## EXTRACTED RECORDS
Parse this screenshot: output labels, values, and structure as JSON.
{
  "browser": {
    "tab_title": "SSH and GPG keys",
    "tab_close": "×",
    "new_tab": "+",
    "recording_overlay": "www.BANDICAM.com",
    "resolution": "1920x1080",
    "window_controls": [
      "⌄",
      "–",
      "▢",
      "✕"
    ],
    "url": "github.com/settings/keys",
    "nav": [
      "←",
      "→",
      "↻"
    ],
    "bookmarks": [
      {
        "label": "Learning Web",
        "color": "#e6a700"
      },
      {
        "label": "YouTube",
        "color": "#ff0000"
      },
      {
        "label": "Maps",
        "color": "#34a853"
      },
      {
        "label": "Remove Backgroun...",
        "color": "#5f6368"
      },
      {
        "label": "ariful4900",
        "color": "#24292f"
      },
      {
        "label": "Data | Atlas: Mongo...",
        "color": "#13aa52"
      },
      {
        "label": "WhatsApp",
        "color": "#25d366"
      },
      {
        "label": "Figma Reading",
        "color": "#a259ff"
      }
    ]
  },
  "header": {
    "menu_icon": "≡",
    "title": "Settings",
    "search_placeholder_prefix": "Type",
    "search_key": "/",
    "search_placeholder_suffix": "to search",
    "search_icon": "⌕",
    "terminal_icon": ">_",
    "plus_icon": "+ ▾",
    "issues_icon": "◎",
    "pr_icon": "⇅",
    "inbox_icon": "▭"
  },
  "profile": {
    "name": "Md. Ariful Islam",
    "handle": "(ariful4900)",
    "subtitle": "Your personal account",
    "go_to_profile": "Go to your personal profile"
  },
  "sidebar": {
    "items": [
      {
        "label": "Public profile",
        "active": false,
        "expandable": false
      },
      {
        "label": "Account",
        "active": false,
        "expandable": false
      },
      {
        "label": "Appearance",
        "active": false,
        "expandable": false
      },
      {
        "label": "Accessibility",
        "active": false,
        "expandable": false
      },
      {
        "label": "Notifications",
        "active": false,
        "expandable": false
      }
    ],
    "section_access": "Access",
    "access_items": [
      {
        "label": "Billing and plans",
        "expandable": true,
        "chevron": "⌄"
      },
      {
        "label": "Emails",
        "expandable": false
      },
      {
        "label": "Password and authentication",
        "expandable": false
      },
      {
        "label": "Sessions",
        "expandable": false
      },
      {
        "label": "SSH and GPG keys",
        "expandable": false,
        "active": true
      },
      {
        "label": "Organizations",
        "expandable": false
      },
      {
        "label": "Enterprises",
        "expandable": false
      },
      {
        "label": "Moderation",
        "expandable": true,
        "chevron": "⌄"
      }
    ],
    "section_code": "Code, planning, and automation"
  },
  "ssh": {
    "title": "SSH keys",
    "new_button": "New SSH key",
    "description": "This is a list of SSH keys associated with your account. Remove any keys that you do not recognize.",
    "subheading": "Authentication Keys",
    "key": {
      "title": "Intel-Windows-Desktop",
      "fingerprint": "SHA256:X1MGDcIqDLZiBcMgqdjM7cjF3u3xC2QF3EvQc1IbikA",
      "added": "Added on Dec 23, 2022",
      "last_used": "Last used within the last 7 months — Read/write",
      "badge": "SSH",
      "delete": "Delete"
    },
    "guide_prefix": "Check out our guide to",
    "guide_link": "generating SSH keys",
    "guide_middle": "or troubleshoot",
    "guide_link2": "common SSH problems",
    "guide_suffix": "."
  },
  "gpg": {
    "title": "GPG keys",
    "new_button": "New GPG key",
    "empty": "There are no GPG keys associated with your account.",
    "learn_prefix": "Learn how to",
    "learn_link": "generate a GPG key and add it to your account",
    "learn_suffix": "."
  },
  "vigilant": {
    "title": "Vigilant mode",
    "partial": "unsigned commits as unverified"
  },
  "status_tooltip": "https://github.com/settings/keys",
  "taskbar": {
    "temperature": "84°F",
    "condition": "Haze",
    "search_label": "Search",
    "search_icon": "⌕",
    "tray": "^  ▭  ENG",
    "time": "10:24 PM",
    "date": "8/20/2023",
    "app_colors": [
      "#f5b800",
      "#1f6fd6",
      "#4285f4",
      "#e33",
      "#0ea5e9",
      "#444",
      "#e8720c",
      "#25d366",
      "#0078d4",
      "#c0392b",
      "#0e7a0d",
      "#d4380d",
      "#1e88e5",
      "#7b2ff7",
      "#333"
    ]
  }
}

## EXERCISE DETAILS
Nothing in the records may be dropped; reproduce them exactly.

## RESULT OF THE EXERCISE
Parse this screenshot: output labels, values, and structure as JSON.
{
  "browser": {
    "tab_title": "SSH and GPG keys",
    "tab_close": "×",
    "new_tab": "+",
    "recording_overlay": "www.BANDICAM.com",
    "resolution": "1920x1080",
    "window_controls": [
      "⌄",
      "–",
      "▢",
      "✕"
    ],
    "url": "github.com/settings/keys",
    "nav": [
      "←",
      "→",
      "↻"
    ],
    "bookmarks": [
      {
        "label": "Learning Web",
        "color": "#e6a700"
      },
      {
        "label": "YouTube",
        "color": "#ff0000"
      },
      {
        "label": "Maps",
        "color": "#34a853"
      },
      {
        "label": "Remove Backgroun...",
        "color": "#5f6368"
      },
      {
        "label": "ariful4900",
        "color": "#24292f"
      },
      {
        "label": "Data | Atlas: Mongo...",
        "color": "#13aa52"
      },
      {
        "label": "WhatsApp",
        "color": "#25d366"
      },
      {
        "label": "Figma Reading",
        "color": "#a259ff"
      }
    ]
  },
  "header": {
    "menu_icon": "≡",
    "title": "Settings",
    "search_placeholder_prefix": "Type",
    "search_key": "/",
    "search_placeholder_suffix": "to search",
    "search_icon": "⌕",
    "terminal_icon": ">_",
    "plus_icon": "+ ▾",
    "issues_icon": "◎",
    "pr_icon": "⇅",
    "inbox_icon": "▭"
  },
  "profile": {
    "name": "Md. Ariful Islam",
    "handle": "(ariful4900)",
    "subtitle": "Your personal account",
    "go_to_profile": "Go to your personal profile"
  },
  "sidebar": {
    "items": [
      {
        "label": "Public profile",
        "active": false,
        "expandable": false
      },
      {
        "label": "Account",
        "active": false,
        "expandable": false
      },
      {
        "label": "Appearance",
        "active": false,
        "expandable": false
      },
      {
        "label": "Accessibility",
        "active": false,
        "expandable": false
      },
      {
        "label": "Notifications",
        "active": false,
        "expandable": false
      }
    ],
    "section_access": "Access",
    "access_items": [
      {
        "label": "Billing and plans",
        "expandable": true,
        "chevron": "⌄"
      },
      {
        "label": "Emails",
        "expandable": false
      },
      {
        "label": "Password and authentication",
        "expandable": false
      },
      {
        "label": "Sessions",
        "expandable": false
      },
      {
        "label": "SSH and GPG keys",
        "expandable": false,
        "active": true
      },
      {
        "label": "Organizations",
        "expandable": false
      },
      {
        "label": "Enterprises",
        "expandable": false
      },
      {
        "label": "Moderation",
        "expandable": true,
        "chevron": "⌄"
      }
    ],
    "section_code": "Code, planning, and automation"
  },
  "ssh": {
    "title": "SSH keys",
    "new_button": "New SSH key",
    "description": "This is a list of SSH keys associated with your account. Remove any keys that you do not recognize.",
    "subheading": "Authentication Keys",
    "key": {
      "title": "Intel-Windows-Desktop",
      "fingerprint": "SHA256:X1MGDcIqDLZiBcMgqdjM7cjF3u3xC2QF3EvQc1IbikA",
      "added": "Added on Dec 23, 2022",
      "last_used": "Last used within the last 7 months — Read/write",
      "badge": "SSH",
      "delete": "Delete"
    },
    "guide_prefix": "Check out our guide to",
    "guide_link": "generating SSH keys",
    "guide_middle": "or troubleshoot",
    "guide_link2": "common SSH problems",
    "guide_suffix": "."
  },
  "gpg": {
    "title": "GPG keys",
    "new_button": "New GPG key",
    "empty": "There are no GPG keys associated with your account.",
    "learn_prefix": "Learn how to",
    "learn_link": "generate a GPG key and add it to your account",
    "learn_suffix": "."
  },
  "vigilant": {
    "title": "Vigilant mode",
    "partial": "unsigned commits as unverified"
  },
  "status_tooltip": "https://github.com/settings/keys",
  "taskbar": {
    "temperature": "84°F",
    "condition": "Haze",
    "search_label": "Search",
    "search_icon": "⌕",
    "tray": "^  ▭  ENG",
    "time": "10:24 PM",
    "date": "8/20/2023",
    "app_colors": [
      "#f5b800",
      "#1f6fd6",
      "#4285f4",
      "#e33",
      "#0ea5e9",
      "#444",
      "#e8720c",
      "#25d366",
      "#0078d4",
      "#c0392b",
      "#0e7a0d",
      "#d4380d",
      "#1e88e5",
      "#7b2ff7",
      "#333"
    ]
  }
}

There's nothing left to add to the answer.